**WORK INSTRUCTION:**
The pictures are to be left out when the listing below is reproduced word for word.

**INPUT DATA:**
== Segment start ==

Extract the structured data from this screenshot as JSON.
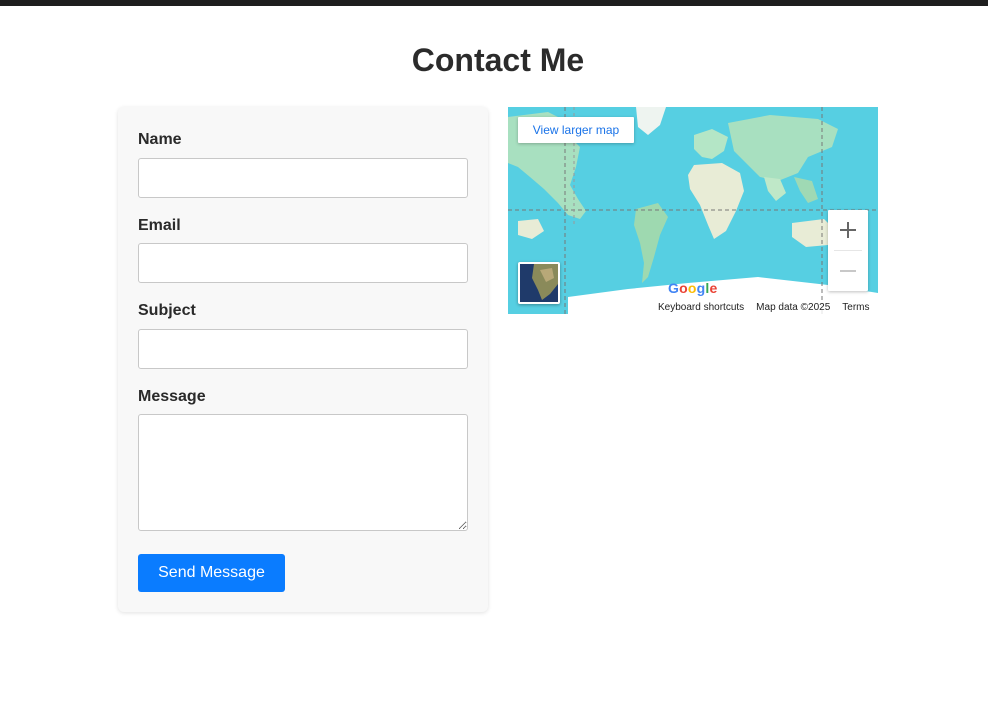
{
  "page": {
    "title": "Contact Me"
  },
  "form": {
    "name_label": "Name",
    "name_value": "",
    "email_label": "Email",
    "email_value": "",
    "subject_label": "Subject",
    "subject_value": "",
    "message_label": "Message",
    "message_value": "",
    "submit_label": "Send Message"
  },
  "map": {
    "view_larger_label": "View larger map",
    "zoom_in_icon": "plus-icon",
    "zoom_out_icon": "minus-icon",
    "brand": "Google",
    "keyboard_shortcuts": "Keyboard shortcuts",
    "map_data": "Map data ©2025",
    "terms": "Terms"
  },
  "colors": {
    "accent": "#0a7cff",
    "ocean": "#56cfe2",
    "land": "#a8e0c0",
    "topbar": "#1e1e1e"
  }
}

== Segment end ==

**SOLUTION FOR THIS EXERCISE:**
Extract the structured data from this screenshot as JSON.
{
  "page": {
    "title": "Contact Me"
  },
  "form": {
    "name_label": "Name",
    "name_value": "",
    "email_label": "Email",
    "email_value": "",
    "subject_label": "Subject",
    "subject_value": "",
    "message_label": "Message",
    "message_value": "",
    "submit_label": "Send Message"
  },
  "map": {
    "view_larger_label": "View larger map",
    "zoom_in_icon": "plus-icon",
    "zoom_out_icon": "minus-icon",
    "brand": "Google",
    "keyboard_shortcuts": "Keyboard shortcuts",
    "map_data": "Map data ©2025",
    "terms": "Terms"
  },
  "colors": {
    "accent": "#0a7cff",
    "ocean": "#56cfe2",
    "land": "#a8e0c0",
    "topbar": "#1e1e1e"
  }
}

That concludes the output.